PGP signatures

Several archives distributed onto this site are cryptographically signed using OpenPGP-compliant signatures. Everyone is encouraged to check the integrity of the downloaded content by verifying its corresponding signature. The signing and verification process ensures that the downloaded files were not modified or tampered since their creation and thus prevents anyone to use corrupted files.

On GNU/Linux, the most common way for verifying the PGP signature is to use GnuPG. First ensure that GnuPG is installed on your system. Then download the archive and its PGP signature and use the gpg2 command to check the integrity of the archive against its signature.

$ wget
$ wget
$ gpg2 --verify Archive-Name-GNU-Linux64.tar.gz.sig

The first time you may obtain the likely output:

gpg: Signature made Wed 20 Sep 2017 08:28:35 AM CEST using RSA key 7322B68F7896C455
gpg: Can't check signature: No public key

This means that you do not have the public part of the PGP key used to sign this archive.

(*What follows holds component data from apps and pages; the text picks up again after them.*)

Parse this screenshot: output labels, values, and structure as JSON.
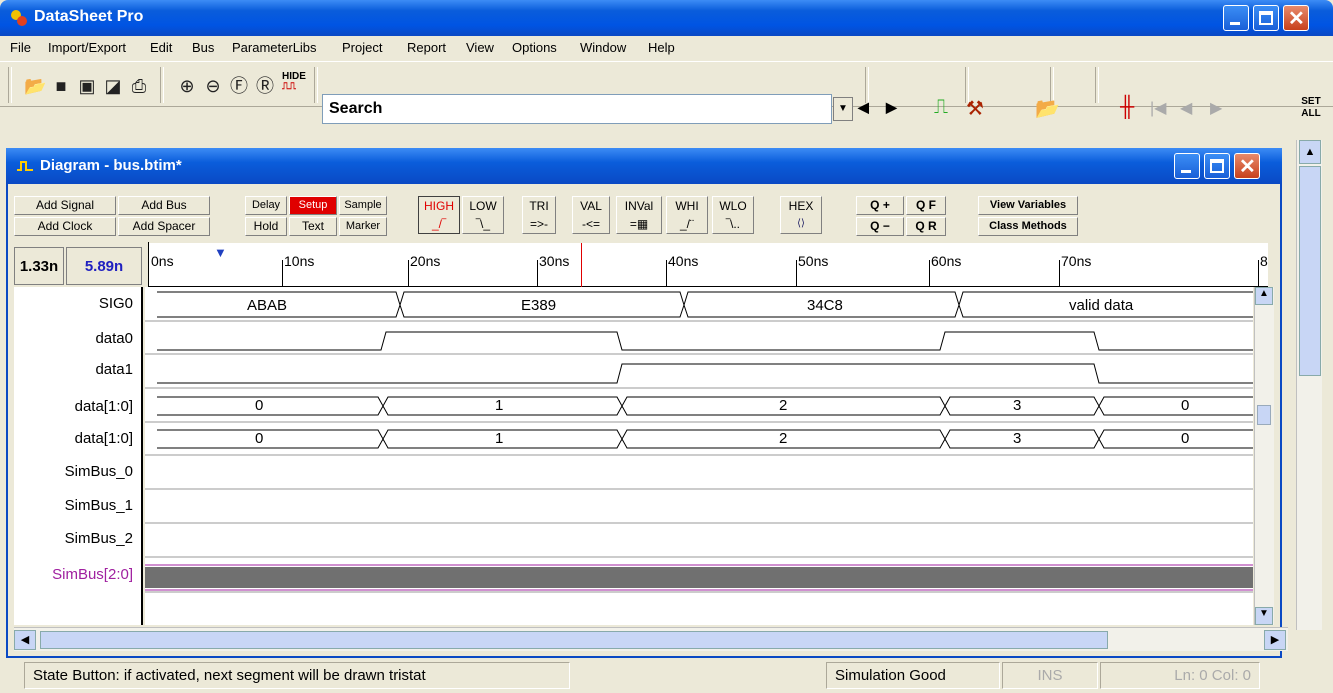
{
  "app": {
    "title": "DataSheet Pro"
  },
  "menu": [
    "File",
    "Import/Export",
    "Edit",
    "Bus",
    "ParameterLibs",
    "Project",
    "Report",
    "View",
    "Options",
    "Window",
    "Help"
  ],
  "toolbar": {
    "search_value": "Search",
    "hide_label": "HIDE",
    "set_all_label": "SET ALL"
  },
  "diagram": {
    "title": "Diagram - bus.btim*",
    "buttons": {
      "add_signal": "Add Signal",
      "add_bus": "Add Bus",
      "add_clock": "Add Clock",
      "add_spacer": "Add Spacer",
      "delay": "Delay",
      "setup": "Setup",
      "sample": "Sample",
      "hold": "Hold",
      "text": "Text",
      "marker": "Marker",
      "high": "HIGH",
      "low": "LOW",
      "tri": "TRI",
      "val": "VAL",
      "inval": "INVal",
      "whi": "WHI",
      "wlo": "WLO",
      "hex": "HEX",
      "zoom_in": "Q +",
      "zoom_fit": "Q F",
      "zoom_out": "Q −",
      "zoom_reset": "Q R",
      "view_variables": "View Variables",
      "class_methods": "Class Methods"
    },
    "time_left": "1.33n",
    "time_right": "5.89n",
    "ruler": [
      "0ns",
      "10ns",
      "20ns",
      "30ns",
      "40ns",
      "50ns",
      "60ns",
      "70ns",
      "8"
    ],
    "signals": [
      {
        "name": "SIG0",
        "segments": [
          "ABAB",
          "E389",
          "34C8",
          "valid data"
        ]
      },
      {
        "name": "data0"
      },
      {
        "name": "data1"
      },
      {
        "name": "data[1:0]",
        "segments": [
          "0",
          "1",
          "2",
          "3",
          "0"
        ]
      },
      {
        "name": "data[1:0]",
        "segments": [
          "0",
          "1",
          "2",
          "3",
          "0"
        ]
      },
      {
        "name": "SimBus_0"
      },
      {
        "name": "SimBus_1"
      },
      {
        "name": "SimBus_2"
      },
      {
        "name": "SimBus[2:0]"
      }
    ]
  },
  "status": {
    "message": "State Button: if activated, next segment will be drawn tristat",
    "sim": "Simulation Good",
    "ins": "INS",
    "pos": "Ln: 0  Col: 0"
  },
  "colors": {
    "title_blue": "#0054e3",
    "simbus_purple": "#a020a0",
    "setup_red": "#e00000"
  }
}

In the previous example the key identifier is 7322B68F7896C455. Use gpg2 to download this key from the PGP keyserver.

$ gpg2 --keyserver hkps:// --recv-keys 7322B68F7896C455

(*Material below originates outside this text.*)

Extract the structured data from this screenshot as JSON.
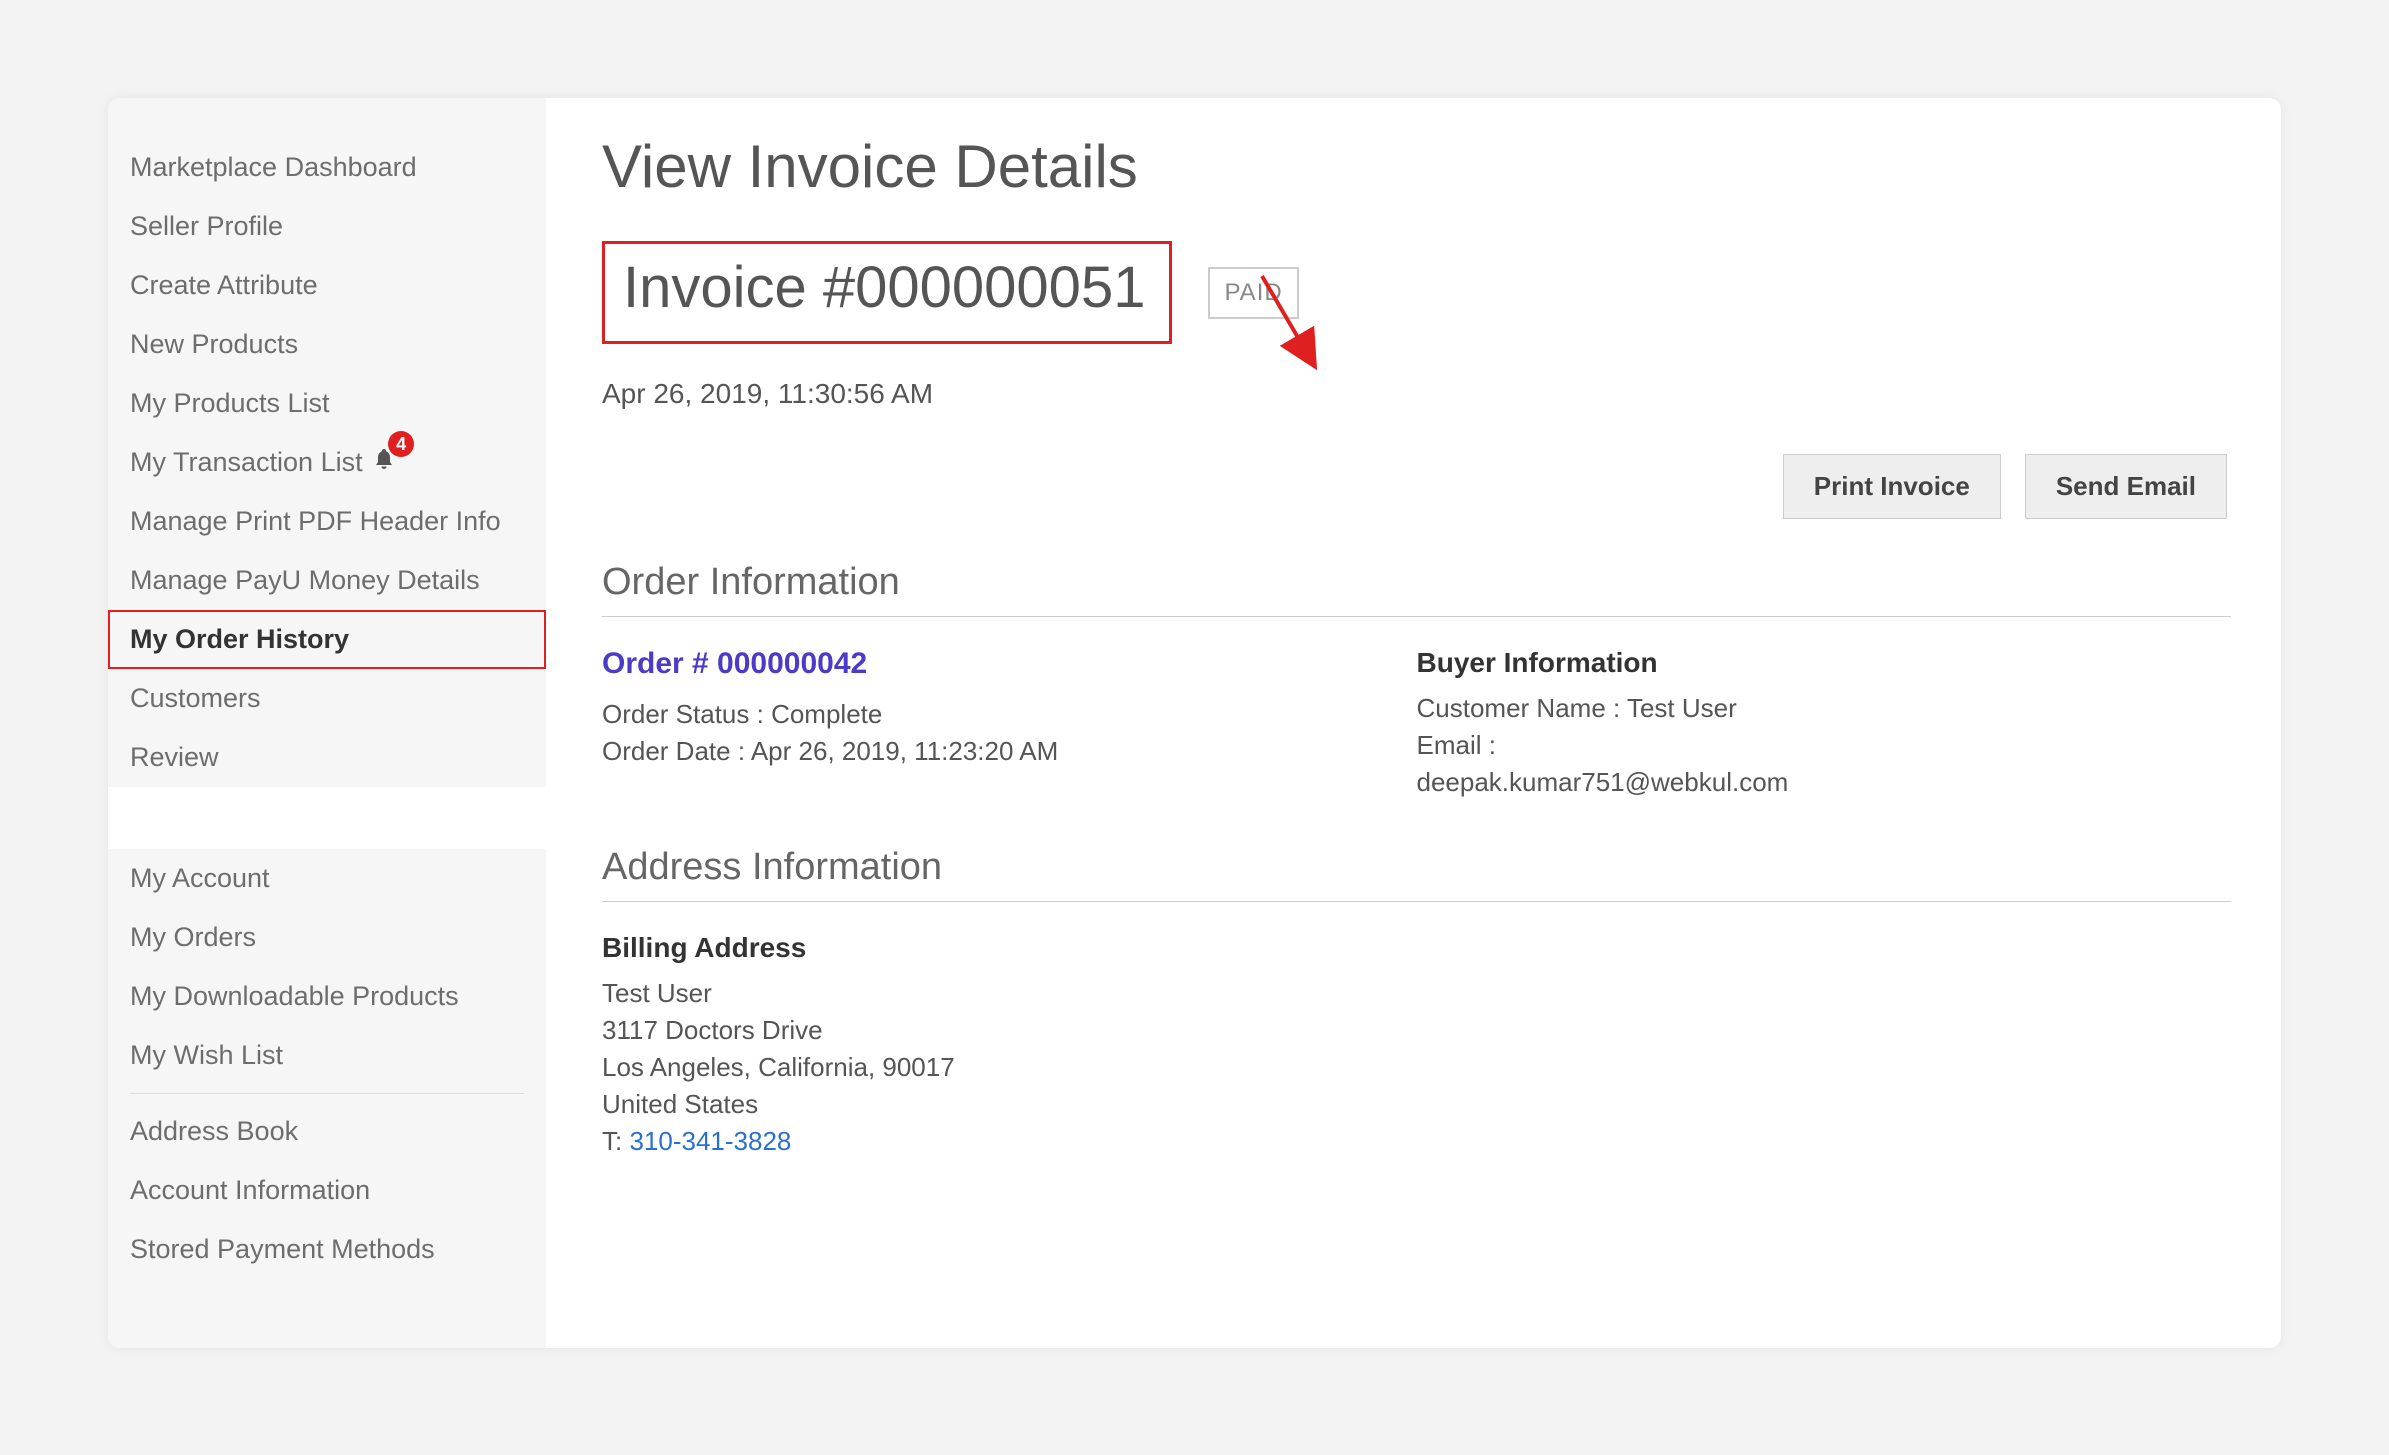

Now you can check the integrity of the archive with respect to the previously downloaded public-key.

$ gpg2 --verify Archive-Name-GNU-Linux64.tar.gz.sig
gpg: assuming signed data in 'Archive-Name-GNU-Linux64.tar.gz'
gpg: Signature made Tue 26 Sep 2017 09:28:40 AM CEST
gpg:                using RSA key 1F494948BAA4F5F4A0AF82FF7322B68F7896C455
gpg: Good signature from "Vincent Forest (
gpg:                     <>" [ultimate]
gpg: WARNING: This key is not certified with a trusted signature!
gpg:          There is no indication that the signature belongs to the owner.
Primary key fingerprint: 20EB E4CF 3D9F 4B9A E55D  5F59 679F 2975 93B2 C8A2
     Subkey fingerprint: 1F49 4948 BAA4 F5F4 A0AF  82FF 7322 B68F 7896 C455

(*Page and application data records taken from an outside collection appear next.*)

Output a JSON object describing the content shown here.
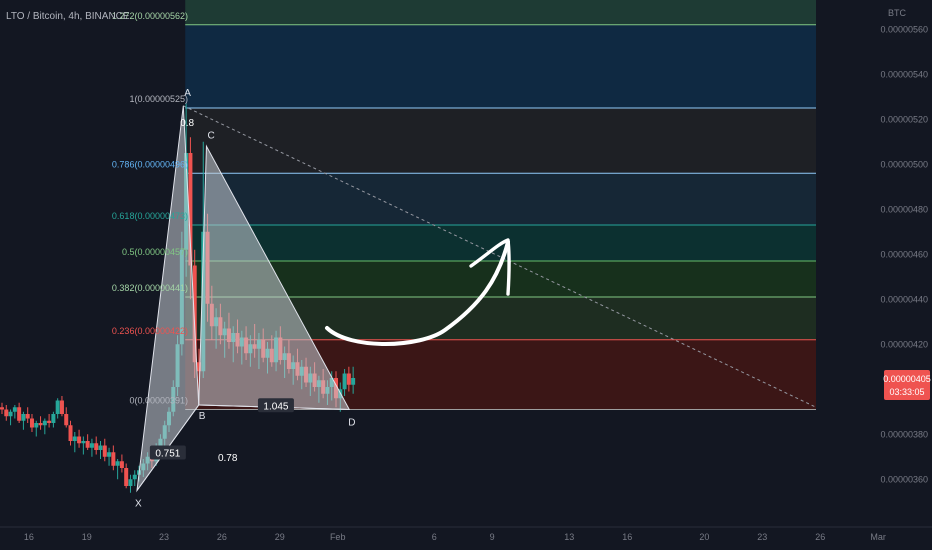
{
  "header": {
    "symbol_title": "LTO / Bitcoin, 4h, BINANCE"
  },
  "price_axis": {
    "currency": "BTC",
    "ticks": [
      {
        "value": 5.6e-06,
        "label": "0.00000560"
      },
      {
        "value": 5.4e-06,
        "label": "0.00000540"
      },
      {
        "value": 5.2e-06,
        "label": "0.00000520"
      },
      {
        "value": 5e-06,
        "label": "0.00000500"
      },
      {
        "value": 4.8e-06,
        "label": "0.00000480"
      },
      {
        "value": 4.6e-06,
        "label": "0.00000460"
      },
      {
        "value": 4.4e-06,
        "label": "0.00000440"
      },
      {
        "value": 4.2e-06,
        "label": "0.00000420"
      },
      {
        "value": 3.8e-06,
        "label": "0.00000380"
      },
      {
        "value": 3.6e-06,
        "label": "0.00000360"
      }
    ],
    "current_price": {
      "value": 4.05e-06,
      "label": "0.00000405",
      "countdown": "03:33:05",
      "color": "#ef5350"
    }
  },
  "time_axis": {
    "ticks": [
      {
        "day": 16,
        "label": "16"
      },
      {
        "day": 19,
        "label": "19"
      },
      {
        "day": 23,
        "label": "23"
      },
      {
        "day": 26,
        "label": "26"
      },
      {
        "day": 29,
        "label": "29"
      },
      {
        "day": 32,
        "label": "Feb"
      },
      {
        "day": 37,
        "label": "6"
      },
      {
        "day": 40,
        "label": "9"
      },
      {
        "day": 44,
        "label": "13"
      },
      {
        "day": 47,
        "label": "16"
      },
      {
        "day": 51,
        "label": "20"
      },
      {
        "day": 54,
        "label": "23"
      },
      {
        "day": 57,
        "label": "26"
      },
      {
        "day": 60,
        "label": "Mar"
      }
    ]
  },
  "fib_levels": [
    {
      "ratio": "1.272",
      "price": 5.62e-06,
      "label": "1.272(0.00000562)",
      "line": "#81c784",
      "fill": "#1e3b34",
      "text": "#a5d6a7"
    },
    {
      "ratio": "1",
      "price": 5.25e-06,
      "label": "1(0.00000525)",
      "line": "#90caf9",
      "fill": "#0f2a44",
      "text": "#b2b5be"
    },
    {
      "ratio": "0.786",
      "price": 4.96e-06,
      "label": "0.786(0.00000496)",
      "line": "#90caf9",
      "fill": "#1f2126",
      "text": "#64b5f6"
    },
    {
      "ratio": "0.618",
      "price": 4.73e-06,
      "label": "0.618(0.00000473)",
      "line": "#26a69a",
      "fill": "#162838",
      "text": "#26a69a"
    },
    {
      "ratio": "0.5",
      "price": 4.57e-06,
      "label": "0.5(0.00000457)",
      "line": "#66bb6a",
      "fill": "#0c3231",
      "text": "#81c784"
    },
    {
      "ratio": "0.382",
      "price": 4.41e-06,
      "label": "0.382(0.00000441)",
      "line": "#81c784",
      "fill": "#17321c",
      "text": "#a5d6a7"
    },
    {
      "ratio": "0.236",
      "price": 4.22e-06,
      "label": "0.236(0.00000422)",
      "line": "#ef5350",
      "fill": "#1f2e22",
      "text": "#ef5350"
    },
    {
      "ratio": "0",
      "price": 3.91e-06,
      "label": "0(0.00000391)",
      "line": "#9e9e9e",
      "fill": "#3d1616",
      "text": "#b2b5be"
    }
  ],
  "harmonic": {
    "points": [
      {
        "name": "X",
        "label": "X",
        "day": 21.6,
        "price": 3.55e-06
      },
      {
        "name": "A",
        "label": "A",
        "day": 24.0,
        "price": 5.26e-06
      },
      {
        "name": "B",
        "label": "B",
        "day": 24.8,
        "price": 3.93e-06
      },
      {
        "name": "C",
        "label": "C",
        "day": 25.2,
        "price": 5.08e-06
      },
      {
        "name": "D",
        "label": "D",
        "day": 32.6,
        "price": 3.91e-06
      }
    ],
    "ratios": [
      {
        "label": "0.751",
        "day": 23.2,
        "price": 3.71e-06,
        "boxed": true
      },
      {
        "label": "0.78",
        "day": 26.3,
        "price": 3.69e-06,
        "boxed": false
      },
      {
        "label": "0.8",
        "day": 24.2,
        "price": 5.18e-06,
        "boxed": false
      },
      {
        "label": "1.045",
        "day": 28.8,
        "price": 3.92e-06,
        "boxed": true
      }
    ]
  },
  "candles": [
    [
      3.92e-06,
      3.94e-06,
      3.89e-06,
      3.91e-06
    ],
    [
      3.91e-06,
      3.93e-06,
      3.86e-06,
      3.88e-06
    ],
    [
      3.88e-06,
      3.91e-06,
      3.84e-06,
      3.9e-06
    ],
    [
      3.9e-06,
      3.93e-06,
      3.87e-06,
      3.92e-06
    ],
    [
      3.92e-06,
      3.94e-06,
      3.85e-06,
      3.86e-06
    ],
    [
      3.86e-06,
      3.9e-06,
      3.82e-06,
      3.89e-06
    ],
    [
      3.89e-06,
      3.92e-06,
      3.85e-06,
      3.87e-06
    ],
    [
      3.87e-06,
      3.89e-06,
      3.81e-06,
      3.83e-06
    ],
    [
      3.83e-06,
      3.86e-06,
      3.79e-06,
      3.85e-06
    ],
    [
      3.85e-06,
      3.88e-06,
      3.82e-06,
      3.84e-06
    ],
    [
      3.84e-06,
      3.87e-06,
      3.8e-06,
      3.86e-06
    ],
    [
      3.86e-06,
      3.89e-06,
      3.83e-06,
      3.85e-06
    ],
    [
      3.85e-06,
      3.9e-06,
      3.83e-06,
      3.89e-06
    ],
    [
      3.89e-06,
      3.96e-06,
      3.87e-06,
      3.95e-06
    ],
    [
      3.95e-06,
      3.97e-06,
      3.88e-06,
      3.89e-06
    ],
    [
      3.89e-06,
      3.92e-06,
      3.83e-06,
      3.84e-06
    ],
    [
      3.84e-06,
      3.86e-06,
      3.75e-06,
      3.77e-06
    ],
    [
      3.77e-06,
      3.81e-06,
      3.72e-06,
      3.79e-06
    ],
    [
      3.79e-06,
      3.82e-06,
      3.74e-06,
      3.76e-06
    ],
    [
      3.76e-06,
      3.79e-06,
      3.71e-06,
      3.77e-06
    ],
    [
      3.77e-06,
      3.8e-06,
      3.73e-06,
      3.74e-06
    ],
    [
      3.74e-06,
      3.78e-06,
      3.7e-06,
      3.76e-06
    ],
    [
      3.76e-06,
      3.79e-06,
      3.71e-06,
      3.73e-06
    ],
    [
      3.73e-06,
      3.77e-06,
      3.69e-06,
      3.75e-06
    ],
    [
      3.75e-06,
      3.78e-06,
      3.68e-06,
      3.7e-06
    ],
    [
      3.7e-06,
      3.74e-06,
      3.66e-06,
      3.72e-06
    ],
    [
      3.72e-06,
      3.75e-06,
      3.64e-06,
      3.66e-06
    ],
    [
      3.66e-06,
      3.69e-06,
      3.6e-06,
      3.68e-06
    ],
    [
      3.68e-06,
      3.71e-06,
      3.63e-06,
      3.65e-06
    ],
    [
      3.65e-06,
      3.67e-06,
      3.56e-06,
      3.57e-06
    ],
    [
      3.57e-06,
      3.62e-06,
      3.54e-06,
      3.6e-06
    ],
    [
      3.6e-06,
      3.64e-06,
      3.57e-06,
      3.62e-06
    ],
    [
      3.62e-06,
      3.66e-06,
      3.59e-06,
      3.64e-06
    ],
    [
      3.64e-06,
      3.69e-06,
      3.61e-06,
      3.67e-06
    ],
    [
      3.67e-06,
      3.72e-06,
      3.64e-06,
      3.7e-06
    ],
    [
      3.7e-06,
      3.74e-06,
      3.65e-06,
      3.68e-06
    ],
    [
      3.68e-06,
      3.76e-06,
      3.66e-06,
      3.74e-06
    ],
    [
      3.74e-06,
      3.8e-06,
      3.71e-06,
      3.78e-06
    ],
    [
      3.78e-06,
      3.86e-06,
      3.75e-06,
      3.84e-06
    ],
    [
      3.84e-06,
      3.92e-06,
      3.81e-06,
      3.9e-06
    ],
    [
      3.9e-06,
      4.04e-06,
      3.88e-06,
      4.01e-06
    ],
    [
      4.01e-06,
      4.24e-06,
      3.97e-06,
      4.2e-06
    ],
    [
      4.2e-06,
      4.7e-06,
      4.15e-06,
      4.62e-06
    ],
    [
      4.62e-06,
      5.27e-06,
      4.5e-06,
      5.05e-06
    ],
    [
      5.05e-06,
      5.12e-06,
      4.4e-06,
      4.55e-06
    ],
    [
      4.55e-06,
      4.62e-06,
      4.05e-06,
      4.12e-06
    ],
    [
      4.12e-06,
      4.18e-06,
      3.93e-06,
      4.08e-06
    ],
    [
      4.08e-06,
      5.1e-06,
      4.05e-06,
      4.7e-06
    ],
    [
      4.7e-06,
      4.78e-06,
      4.3e-06,
      4.38e-06
    ],
    [
      4.38e-06,
      4.46e-06,
      4.22e-06,
      4.28e-06
    ],
    [
      4.28e-06,
      4.36e-06,
      4.18e-06,
      4.32e-06
    ],
    [
      4.32e-06,
      4.38e-06,
      4.2e-06,
      4.24e-06
    ],
    [
      4.24e-06,
      4.3e-06,
      4.14e-06,
      4.27e-06
    ],
    [
      4.27e-06,
      4.34e-06,
      4.18e-06,
      4.21e-06
    ],
    [
      4.21e-06,
      4.28e-06,
      4.12e-06,
      4.25e-06
    ],
    [
      4.25e-06,
      4.31e-06,
      4.16e-06,
      4.19e-06
    ],
    [
      4.19e-06,
      4.26e-06,
      4.11e-06,
      4.23e-06
    ],
    [
      4.23e-06,
      4.28e-06,
      4.13e-06,
      4.16e-06
    ],
    [
      4.16e-06,
      4.24e-06,
      4.1e-06,
      4.2e-06
    ],
    [
      4.2e-06,
      4.29e-06,
      4.14e-06,
      4.18e-06
    ],
    [
      4.18e-06,
      4.25e-06,
      4.09e-06,
      4.22e-06
    ],
    [
      4.22e-06,
      4.27e-06,
      4.12e-06,
      4.14e-06
    ],
    [
      4.14e-06,
      4.21e-06,
      4.07e-06,
      4.18e-06
    ],
    [
      4.18e-06,
      4.24e-06,
      4.1e-06,
      4.12e-06
    ],
    [
      4.12e-06,
      4.26e-06,
      4.08e-06,
      4.23e-06
    ],
    [
      4.23e-06,
      4.28e-06,
      4.11e-06,
      4.13e-06
    ],
    [
      4.13e-06,
      4.19e-06,
      4.05e-06,
      4.16e-06
    ],
    [
      4.16e-06,
      4.22e-06,
      4.07e-06,
      4.09e-06
    ],
    [
      4.09e-06,
      4.15e-06,
      4.02e-06,
      4.12e-06
    ],
    [
      4.12e-06,
      4.18e-06,
      4.04e-06,
      4.06e-06
    ],
    [
      4.06e-06,
      4.13e-06,
      4e-06,
      4.1e-06
    ],
    [
      4.1e-06,
      4.14e-06,
      4.01e-06,
      4.03e-06
    ],
    [
      4.03e-06,
      4.1e-06,
      3.97e-06,
      4.07e-06
    ],
    [
      4.07e-06,
      4.12e-06,
      3.99e-06,
      4.01e-06
    ],
    [
      4.01e-06,
      4.06e-06,
      3.94e-06,
      4.04e-06
    ],
    [
      4.04e-06,
      4.09e-06,
      3.96e-06,
      3.98e-06
    ],
    [
      3.98e-06,
      4.04e-06,
      3.93e-06,
      4.01e-06
    ],
    [
      4.01e-06,
      4.08e-06,
      3.95e-06,
      4.05e-06
    ],
    [
      4.05e-06,
      4.08e-06,
      3.92e-06,
      3.96e-06
    ],
    [
      3.96e-06,
      4.03e-06,
      3.9e-06,
      4e-06
    ],
    [
      4e-06,
      4.09e-06,
      3.97e-06,
      4.07e-06
    ],
    [
      4.07e-06,
      4.1e-06,
      3.99e-06,
      4.02e-06
    ],
    [
      4.02e-06,
      4.1e-06,
      3.98e-06,
      4.05e-06
    ]
  ],
  "colors": {
    "background": "#131722",
    "bull": "#26a69a",
    "bear": "#ef5350",
    "pattern_fill": "#c9ced6",
    "axis_text": "#787b86",
    "annotation_stroke": "#ffffff"
  }
}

Note that GnuPG warns that the key is not certified. In other words you cannot be sure that the key used to sign the archive really belongs to the owner. The best option is to physically meet the actual owner and ask for him about the key validity. More simply, but also less secure, you can review the list of signatures of the key with gpg2 --list-sigs and then make a decision whether you trust that key or not.

On Windows, you can use the GPG4Win tool to verify the archive signature. The process is roughly the same that on GNU/Linux: you first have to import the public key used to sign the archive before verifying its integrity and checking that the imported key really belongs to the owner.